**Exercise objective**
List, from the lines below, each one with "description" in it.

--- Extracted information Enclosed Below ---

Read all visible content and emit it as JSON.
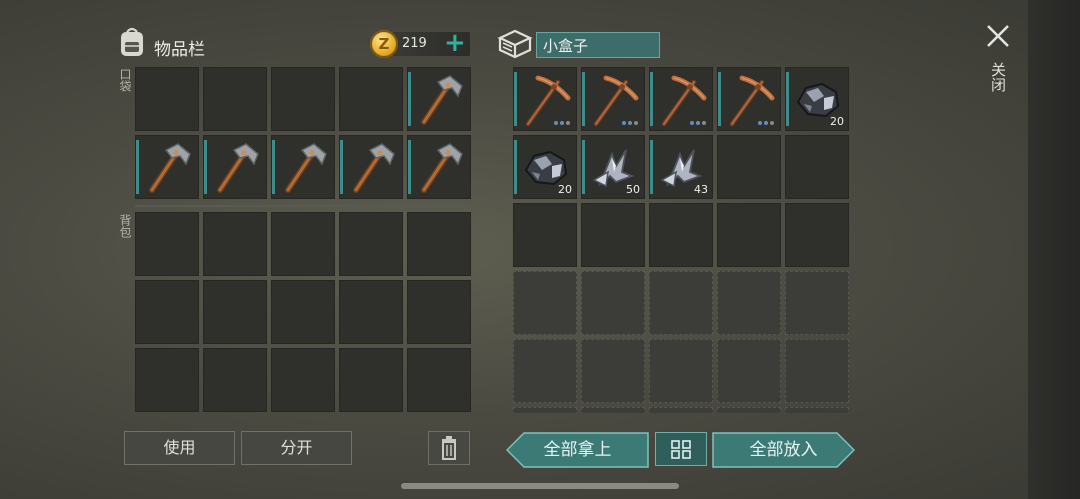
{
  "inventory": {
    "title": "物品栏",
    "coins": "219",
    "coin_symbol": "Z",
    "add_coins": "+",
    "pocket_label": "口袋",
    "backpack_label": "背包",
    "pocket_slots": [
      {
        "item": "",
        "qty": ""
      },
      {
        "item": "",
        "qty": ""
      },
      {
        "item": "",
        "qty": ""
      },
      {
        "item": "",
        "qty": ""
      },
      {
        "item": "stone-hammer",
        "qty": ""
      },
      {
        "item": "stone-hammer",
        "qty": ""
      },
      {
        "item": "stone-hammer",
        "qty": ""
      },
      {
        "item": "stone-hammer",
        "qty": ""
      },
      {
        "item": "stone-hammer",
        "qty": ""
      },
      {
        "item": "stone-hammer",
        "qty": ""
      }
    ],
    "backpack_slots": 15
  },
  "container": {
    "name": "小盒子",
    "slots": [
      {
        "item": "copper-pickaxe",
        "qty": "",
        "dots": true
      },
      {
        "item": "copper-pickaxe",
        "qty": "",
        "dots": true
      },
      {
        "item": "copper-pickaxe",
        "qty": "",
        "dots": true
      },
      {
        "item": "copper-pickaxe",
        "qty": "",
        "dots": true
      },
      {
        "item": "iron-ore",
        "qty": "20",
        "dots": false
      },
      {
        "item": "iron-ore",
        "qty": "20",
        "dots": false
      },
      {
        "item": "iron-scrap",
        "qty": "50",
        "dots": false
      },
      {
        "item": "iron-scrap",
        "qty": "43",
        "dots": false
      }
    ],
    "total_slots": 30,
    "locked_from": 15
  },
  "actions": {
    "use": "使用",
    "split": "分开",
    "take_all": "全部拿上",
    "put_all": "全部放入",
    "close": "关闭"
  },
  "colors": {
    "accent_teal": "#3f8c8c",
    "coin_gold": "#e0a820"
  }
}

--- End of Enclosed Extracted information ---
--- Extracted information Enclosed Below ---

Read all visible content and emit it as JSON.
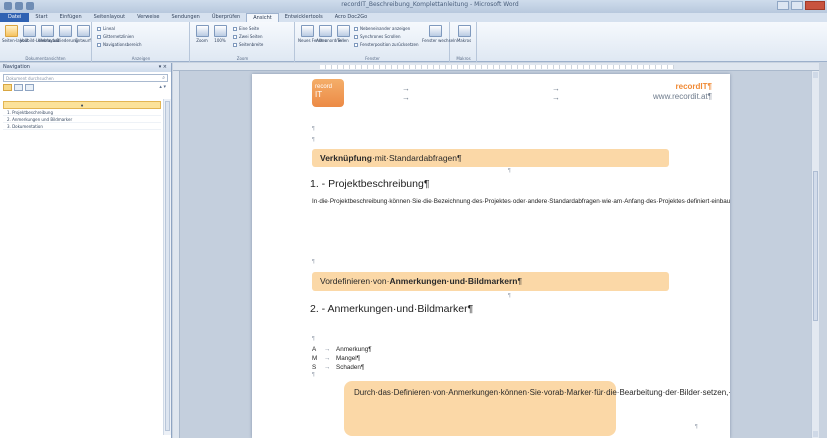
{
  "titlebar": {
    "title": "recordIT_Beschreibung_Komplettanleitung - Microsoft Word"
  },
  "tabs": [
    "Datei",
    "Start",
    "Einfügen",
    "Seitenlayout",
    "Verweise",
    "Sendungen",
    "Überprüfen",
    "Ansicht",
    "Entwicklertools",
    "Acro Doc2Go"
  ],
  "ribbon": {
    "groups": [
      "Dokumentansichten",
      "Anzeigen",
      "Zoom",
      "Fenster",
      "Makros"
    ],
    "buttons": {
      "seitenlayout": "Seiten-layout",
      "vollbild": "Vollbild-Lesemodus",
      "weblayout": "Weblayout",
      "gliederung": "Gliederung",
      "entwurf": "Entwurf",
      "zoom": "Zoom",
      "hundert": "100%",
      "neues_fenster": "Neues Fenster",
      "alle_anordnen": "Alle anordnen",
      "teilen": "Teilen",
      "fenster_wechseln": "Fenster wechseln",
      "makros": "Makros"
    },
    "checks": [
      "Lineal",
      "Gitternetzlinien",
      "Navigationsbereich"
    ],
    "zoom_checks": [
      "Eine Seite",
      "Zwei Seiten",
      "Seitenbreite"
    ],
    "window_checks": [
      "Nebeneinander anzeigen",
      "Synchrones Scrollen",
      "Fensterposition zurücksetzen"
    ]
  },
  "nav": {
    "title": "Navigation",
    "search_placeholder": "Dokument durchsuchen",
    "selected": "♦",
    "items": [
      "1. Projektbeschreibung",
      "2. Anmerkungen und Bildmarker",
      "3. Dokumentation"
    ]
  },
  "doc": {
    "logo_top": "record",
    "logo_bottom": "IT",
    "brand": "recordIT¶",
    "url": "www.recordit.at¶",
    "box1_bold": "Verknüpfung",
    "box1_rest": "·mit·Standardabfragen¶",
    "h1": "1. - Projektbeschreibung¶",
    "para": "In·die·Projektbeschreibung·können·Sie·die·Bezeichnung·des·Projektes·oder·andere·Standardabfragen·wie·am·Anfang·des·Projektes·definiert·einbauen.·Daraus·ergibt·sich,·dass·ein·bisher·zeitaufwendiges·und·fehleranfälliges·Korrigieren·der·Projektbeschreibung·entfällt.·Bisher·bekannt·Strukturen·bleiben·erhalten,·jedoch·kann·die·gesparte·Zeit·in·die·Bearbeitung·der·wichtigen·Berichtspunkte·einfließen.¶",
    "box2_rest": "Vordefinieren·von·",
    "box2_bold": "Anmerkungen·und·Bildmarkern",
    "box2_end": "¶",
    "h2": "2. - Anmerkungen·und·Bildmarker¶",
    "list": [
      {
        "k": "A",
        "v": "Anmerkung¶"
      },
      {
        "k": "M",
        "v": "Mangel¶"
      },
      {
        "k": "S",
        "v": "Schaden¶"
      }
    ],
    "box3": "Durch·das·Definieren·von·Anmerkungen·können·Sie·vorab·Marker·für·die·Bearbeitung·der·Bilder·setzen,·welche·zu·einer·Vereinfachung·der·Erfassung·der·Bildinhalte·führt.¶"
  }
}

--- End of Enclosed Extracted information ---
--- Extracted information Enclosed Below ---

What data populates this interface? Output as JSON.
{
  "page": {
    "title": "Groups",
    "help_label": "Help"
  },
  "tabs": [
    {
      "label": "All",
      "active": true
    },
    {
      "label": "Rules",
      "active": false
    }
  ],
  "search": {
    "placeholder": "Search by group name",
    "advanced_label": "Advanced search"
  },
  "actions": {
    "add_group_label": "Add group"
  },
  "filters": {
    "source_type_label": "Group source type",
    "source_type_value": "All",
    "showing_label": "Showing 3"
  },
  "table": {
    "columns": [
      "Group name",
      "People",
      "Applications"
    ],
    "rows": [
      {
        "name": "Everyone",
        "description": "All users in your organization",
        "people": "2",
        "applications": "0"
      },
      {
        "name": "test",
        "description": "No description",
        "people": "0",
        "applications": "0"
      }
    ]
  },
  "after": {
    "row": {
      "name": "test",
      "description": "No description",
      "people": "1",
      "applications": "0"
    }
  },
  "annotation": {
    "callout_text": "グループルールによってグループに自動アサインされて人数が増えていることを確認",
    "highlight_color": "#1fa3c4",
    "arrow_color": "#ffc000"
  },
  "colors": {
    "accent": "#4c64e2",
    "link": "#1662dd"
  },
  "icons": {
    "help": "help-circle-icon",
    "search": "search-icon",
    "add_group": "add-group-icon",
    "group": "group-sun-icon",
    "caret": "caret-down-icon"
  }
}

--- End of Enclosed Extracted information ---

**Problem solution**
        "description": "All users in your organization",
        "description": "No description",
      "description": "No description",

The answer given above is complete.